### EXERCISE AIM
Each line of the records has to be copied exactly, though the pictures must be left out.

:: DATA SHOWN

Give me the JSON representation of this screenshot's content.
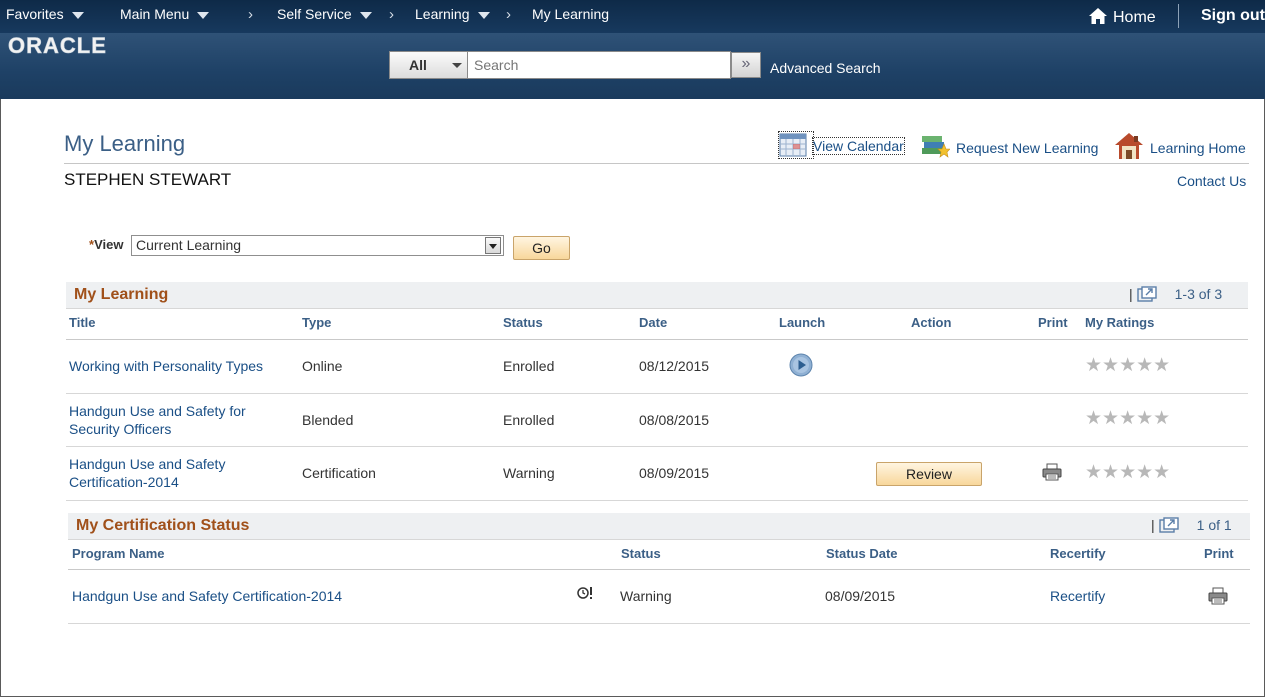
{
  "nav": {
    "favorites": "Favorites",
    "main_menu": "Main Menu",
    "self_service": "Self Service",
    "learning": "Learning",
    "my_learning": "My Learning",
    "home": "Home",
    "sign_out": "Sign out"
  },
  "brand": {
    "logo": "ORACLE"
  },
  "search": {
    "scope": "All",
    "placeholder": "Search",
    "go_icon": "double-chevron-right-icon",
    "advanced": "Advanced Search"
  },
  "page": {
    "title": "My Learning",
    "person": "STEPHEN STEWART",
    "links": {
      "view_calendar": "View Calendar",
      "request_new_learning": "Request New Learning",
      "learning_home": "Learning Home",
      "contact_us": "Contact Us"
    }
  },
  "view": {
    "required_mark": "*",
    "label": "View",
    "selected": "Current Learning",
    "go": "Go"
  },
  "my_learning_grid": {
    "title": "My Learning",
    "pager": "1-3 of 3",
    "columns": {
      "title": "Title",
      "type": "Type",
      "status": "Status",
      "date": "Date",
      "launch": "Launch",
      "action": "Action",
      "print": "Print",
      "ratings": "My Ratings"
    },
    "rows": [
      {
        "title_line1": "Working with Personality Types",
        "title_line2": "",
        "type": "Online",
        "status": "Enrolled",
        "date": "08/12/2015",
        "rating": 0
      },
      {
        "title_line1": "Handgun Use and Safety for",
        "title_line2": "Security Officers",
        "type": "Blended",
        "status": "Enrolled",
        "date": "08/08/2015",
        "rating": 0
      },
      {
        "title_line1": "Handgun Use and Safety",
        "title_line2": "Certification-2014",
        "type": "Certification",
        "status": "Warning",
        "date": "08/09/2015",
        "action": "Review",
        "rating": 0
      }
    ]
  },
  "cert_grid": {
    "title": "My Certification Status",
    "pager": "1 of 1",
    "columns": {
      "program": "Program Name",
      "status": "Status",
      "status_date": "Status Date",
      "recertify": "Recertify",
      "print": "Print"
    },
    "rows": [
      {
        "program": "Handgun Use and Safety Certification-2014",
        "status": "Warning",
        "status_date": "08/09/2015",
        "recertify": "Recertify"
      }
    ]
  },
  "colors": {
    "nav_bg": "#0e2a48",
    "banner_bg": "#1e4166",
    "title_blue": "#3b5f86",
    "link_blue": "#1a4f86",
    "section_orange": "#a0501a",
    "button_fill": "#f8d79b"
  }
}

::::

### YOUR SOLUTION
Give me the JSON representation of this screenshot's content.
{
  "nav": {
    "favorites": "Favorites",
    "main_menu": "Main Menu",
    "self_service": "Self Service",
    "learning": "Learning",
    "my_learning": "My Learning",
    "home": "Home",
    "sign_out": "Sign out"
  },
  "brand": {
    "logo": "ORACLE"
  },
  "search": {
    "scope": "All",
    "placeholder": "Search",
    "go_icon": "double-chevron-right-icon",
    "advanced": "Advanced Search"
  },
  "page": {
    "title": "My Learning",
    "person": "STEPHEN STEWART",
    "links": {
      "view_calendar": "View Calendar",
      "request_new_learning": "Request New Learning",
      "learning_home": "Learning Home",
      "contact_us": "Contact Us"
    }
  },
  "view": {
    "required_mark": "*",
    "label": "View",
    "selected": "Current Learning",
    "go": "Go"
  },
  "my_learning_grid": {
    "title": "My Learning",
    "pager": "1-3 of 3",
    "columns": {
      "title": "Title",
      "type": "Type",
      "status": "Status",
      "date": "Date",
      "launch": "Launch",
      "action": "Action",
      "print": "Print",
      "ratings": "My Ratings"
    },
    "rows": [
      {
        "title_line1": "Working with Personality Types",
        "title_line2": "",
        "type": "Online",
        "status": "Enrolled",
        "date": "08/12/2015",
        "rating": 0
      },
      {
        "title_line1": "Handgun Use and Safety for",
        "title_line2": "Security Officers",
        "type": "Blended",
        "status": "Enrolled",
        "date": "08/08/2015",
        "rating": 0
      },
      {
        "title_line1": "Handgun Use and Safety",
        "title_line2": "Certification-2014",
        "type": "Certification",
        "status": "Warning",
        "date": "08/09/2015",
        "action": "Review",
        "rating": 0
      }
    ]
  },
  "cert_grid": {
    "title": "My Certification Status",
    "pager": "1 of 1",
    "columns": {
      "program": "Program Name",
      "status": "Status",
      "status_date": "Status Date",
      "recertify": "Recertify",
      "print": "Print"
    },
    "rows": [
      {
        "program": "Handgun Use and Safety Certification-2014",
        "status": "Warning",
        "status_date": "08/09/2015",
        "recertify": "Recertify"
      }
    ]
  },
  "colors": {
    "nav_bg": "#0e2a48",
    "banner_bg": "#1e4166",
    "title_blue": "#3b5f86",
    "link_blue": "#1a4f86",
    "section_orange": "#a0501a",
    "button_fill": "#f8d79b"
  }
}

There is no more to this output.